Following the presentation, the new Director of Education, Training and Qualifications at CILT UK, Emma Jennings spoke on the topic of excellence in training organisations, focusing first on the importance of retaining employees, employee engagement, and education’s role in employee engagement.

Quoting founder of Infosys N. R. Narayana Murthy’s maxim “Our assets walk out of the workplace every night and our job is to ensure that they come back the next morning”, Emma suggested ‘the key to productivity and retention of staff is employee engagement…For employees to be engaged, they need to have very clear direction, very clear goals, and they also need to have the capabilities and the competence to do their job, and that’s where education comes in.’

Emma then posed two questions, firstly ‘Is education the solution to my problem?’ and secondly, ‘How can I ensure that education is effective and of quality?’ Drawing parallels with the actual business of logistics, Emma said that ‘logistics is all about getting the right stuff, in the right place, at the right time, and it’s the same for education’.

She also demonstrated that education has a development cycle like any other, and just as with other products, to be successful that development cycle must fulfil a need. ‘Having worked in higher education for some time, there seems to be an idea that…if I’m in a University and I’m an expert on something, if I build it they will come. Let me tell you that’s not true…It’s very expensive to develop education; there is a large up-front cost if you are using technology; that cost is multiplied if we are talking about regulated qualifications. So, you have to make sure there is a market for your education. If you are buying education, make sure you are very clear on what the aims of that education are. What problem is it you are trying to solve?’

Emma then turned to the issue to delivery. ‘What is crucially important is the method, the how. How do people learn? …All of us are ingrained to the idea that education has to be delivered in a classroom style, and of course, that’s not true now. So how do adults actually learn?’ Referencing the 70-20-10 principle, Emma explained ‘In broad terms the way that adults learn is that 70% of what they learn at work is on the job, 20% is through coaching and mentoring, and 10% is through formal means…the importance is many of us learn what we need to through others.’

Concluding, Emma echoed Nelson Sivalingam, stating that people ‘want education which is on-demand. They want it where they want, when they want, how they want. They want it in short pieces…it has to have impact. It has to be social, people learn with others; embedded, so there are immediate opportunities to apply what has been learned. Learning has to happen when they arrive, and be applied straightaway…Autonomous, so the learner needs to have control over what it is they’re learning.’

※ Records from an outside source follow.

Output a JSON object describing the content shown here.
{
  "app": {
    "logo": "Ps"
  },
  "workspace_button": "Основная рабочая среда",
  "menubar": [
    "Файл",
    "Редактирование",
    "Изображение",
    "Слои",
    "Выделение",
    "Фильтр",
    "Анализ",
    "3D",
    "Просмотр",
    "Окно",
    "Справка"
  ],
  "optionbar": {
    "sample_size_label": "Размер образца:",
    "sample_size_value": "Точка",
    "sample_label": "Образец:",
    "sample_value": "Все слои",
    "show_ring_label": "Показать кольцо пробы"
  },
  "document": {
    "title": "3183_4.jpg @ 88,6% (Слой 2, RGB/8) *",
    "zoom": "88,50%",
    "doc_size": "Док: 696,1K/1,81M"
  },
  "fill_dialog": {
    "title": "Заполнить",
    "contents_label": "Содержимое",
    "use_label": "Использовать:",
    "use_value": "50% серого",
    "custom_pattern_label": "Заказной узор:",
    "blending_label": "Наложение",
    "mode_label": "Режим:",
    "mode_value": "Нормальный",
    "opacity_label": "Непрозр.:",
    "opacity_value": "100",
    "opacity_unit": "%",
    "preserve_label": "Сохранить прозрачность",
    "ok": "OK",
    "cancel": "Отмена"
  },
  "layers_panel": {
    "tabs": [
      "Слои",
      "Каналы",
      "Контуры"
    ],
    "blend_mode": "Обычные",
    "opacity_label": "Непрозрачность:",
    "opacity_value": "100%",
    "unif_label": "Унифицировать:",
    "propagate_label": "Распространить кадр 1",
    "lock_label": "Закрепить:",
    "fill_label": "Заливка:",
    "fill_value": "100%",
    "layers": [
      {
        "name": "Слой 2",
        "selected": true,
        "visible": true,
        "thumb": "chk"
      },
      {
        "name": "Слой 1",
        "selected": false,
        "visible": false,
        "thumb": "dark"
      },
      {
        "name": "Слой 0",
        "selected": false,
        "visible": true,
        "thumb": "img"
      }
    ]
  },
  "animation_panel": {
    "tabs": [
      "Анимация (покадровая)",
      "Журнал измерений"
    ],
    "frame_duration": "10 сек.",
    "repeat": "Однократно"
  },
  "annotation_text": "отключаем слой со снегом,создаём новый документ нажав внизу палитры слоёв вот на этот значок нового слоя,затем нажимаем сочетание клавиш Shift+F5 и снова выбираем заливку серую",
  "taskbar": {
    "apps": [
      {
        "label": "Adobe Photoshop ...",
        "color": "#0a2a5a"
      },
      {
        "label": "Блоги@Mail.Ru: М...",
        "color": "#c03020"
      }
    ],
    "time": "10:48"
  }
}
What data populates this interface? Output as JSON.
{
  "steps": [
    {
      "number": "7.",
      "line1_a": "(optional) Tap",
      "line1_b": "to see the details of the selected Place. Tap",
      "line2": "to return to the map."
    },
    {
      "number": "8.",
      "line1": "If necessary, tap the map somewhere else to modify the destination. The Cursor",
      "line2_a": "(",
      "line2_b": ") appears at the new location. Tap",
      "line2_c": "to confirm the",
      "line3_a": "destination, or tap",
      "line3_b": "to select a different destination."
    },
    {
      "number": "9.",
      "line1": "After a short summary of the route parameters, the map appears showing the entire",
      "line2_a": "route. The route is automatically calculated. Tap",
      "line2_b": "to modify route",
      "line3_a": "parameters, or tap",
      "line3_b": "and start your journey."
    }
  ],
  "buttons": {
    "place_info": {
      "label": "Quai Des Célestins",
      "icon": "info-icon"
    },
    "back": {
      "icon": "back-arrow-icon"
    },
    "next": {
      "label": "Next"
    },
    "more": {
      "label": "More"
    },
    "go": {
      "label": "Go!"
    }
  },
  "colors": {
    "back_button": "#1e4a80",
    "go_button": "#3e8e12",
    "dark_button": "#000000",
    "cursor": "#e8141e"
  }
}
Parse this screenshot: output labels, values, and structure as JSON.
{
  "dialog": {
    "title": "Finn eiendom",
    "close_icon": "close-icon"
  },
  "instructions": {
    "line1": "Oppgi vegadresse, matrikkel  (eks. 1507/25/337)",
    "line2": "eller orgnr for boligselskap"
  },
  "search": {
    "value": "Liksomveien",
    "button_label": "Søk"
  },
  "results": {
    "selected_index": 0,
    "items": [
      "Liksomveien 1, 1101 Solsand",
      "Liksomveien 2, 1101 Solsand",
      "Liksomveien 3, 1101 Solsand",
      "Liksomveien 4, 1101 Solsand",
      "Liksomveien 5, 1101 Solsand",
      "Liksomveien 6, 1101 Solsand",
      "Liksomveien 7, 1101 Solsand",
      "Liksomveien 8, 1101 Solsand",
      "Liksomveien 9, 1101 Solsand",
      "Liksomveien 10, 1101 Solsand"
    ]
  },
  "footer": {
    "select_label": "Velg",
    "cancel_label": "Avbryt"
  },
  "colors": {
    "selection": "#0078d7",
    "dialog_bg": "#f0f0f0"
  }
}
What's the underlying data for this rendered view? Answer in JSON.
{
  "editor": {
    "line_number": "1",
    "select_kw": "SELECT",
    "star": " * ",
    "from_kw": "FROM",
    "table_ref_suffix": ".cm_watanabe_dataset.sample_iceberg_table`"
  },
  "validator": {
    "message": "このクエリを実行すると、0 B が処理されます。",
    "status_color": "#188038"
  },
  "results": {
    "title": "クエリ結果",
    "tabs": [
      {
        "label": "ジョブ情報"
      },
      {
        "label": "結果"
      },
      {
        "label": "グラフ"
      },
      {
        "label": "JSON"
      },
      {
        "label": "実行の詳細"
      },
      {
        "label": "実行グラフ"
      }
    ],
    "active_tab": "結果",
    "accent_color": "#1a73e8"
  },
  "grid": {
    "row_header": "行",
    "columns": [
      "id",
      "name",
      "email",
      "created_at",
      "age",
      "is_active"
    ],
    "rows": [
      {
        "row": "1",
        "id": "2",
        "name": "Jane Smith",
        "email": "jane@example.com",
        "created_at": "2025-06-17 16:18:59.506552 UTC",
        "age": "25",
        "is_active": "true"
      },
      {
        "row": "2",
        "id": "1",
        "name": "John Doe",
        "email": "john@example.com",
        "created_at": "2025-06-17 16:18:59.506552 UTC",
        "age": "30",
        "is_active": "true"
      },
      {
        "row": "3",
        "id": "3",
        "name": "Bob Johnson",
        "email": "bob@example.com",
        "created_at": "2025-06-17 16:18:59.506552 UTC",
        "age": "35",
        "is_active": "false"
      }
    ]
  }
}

The final part of the session was dedicated to a question and answer session with the panel of speakers. CILT International is grateful to everyone for their contributions.

CILT International Convention ran this year from the ‘3rd to the 6th of June’ under the twin themes of Linking CEE to the World and The Electric Car Revolution and its Impact on Logistics. Delegates enjoyed an exciting 4-day programme, including presentations by Professor David Cebon of the Centre for Sustainable Road Freight, Professor Hugo De Campos of the Mike Ilitch Business School, logistics expert Professor Kim Hassall, and Chris Jones, Vice-President and Chief Analyst at Canalys.

You can catch up on this and other presentations via our Facebook videos page. The PowerPoint presentations from International Convention are also available on our SlideShare page.

Next year we will be in Manchester for International Convention 2019. Organised under the theme of Global Solutions to Global Challenges, Industry 4.0, Future Leaders (YPs), and Women in Logistics and Transport (WiLAT) will be at the heart of International Convention 2019. Join us in there to celebrate our centenary, and help shape the next 100 years of our Institute and our industry.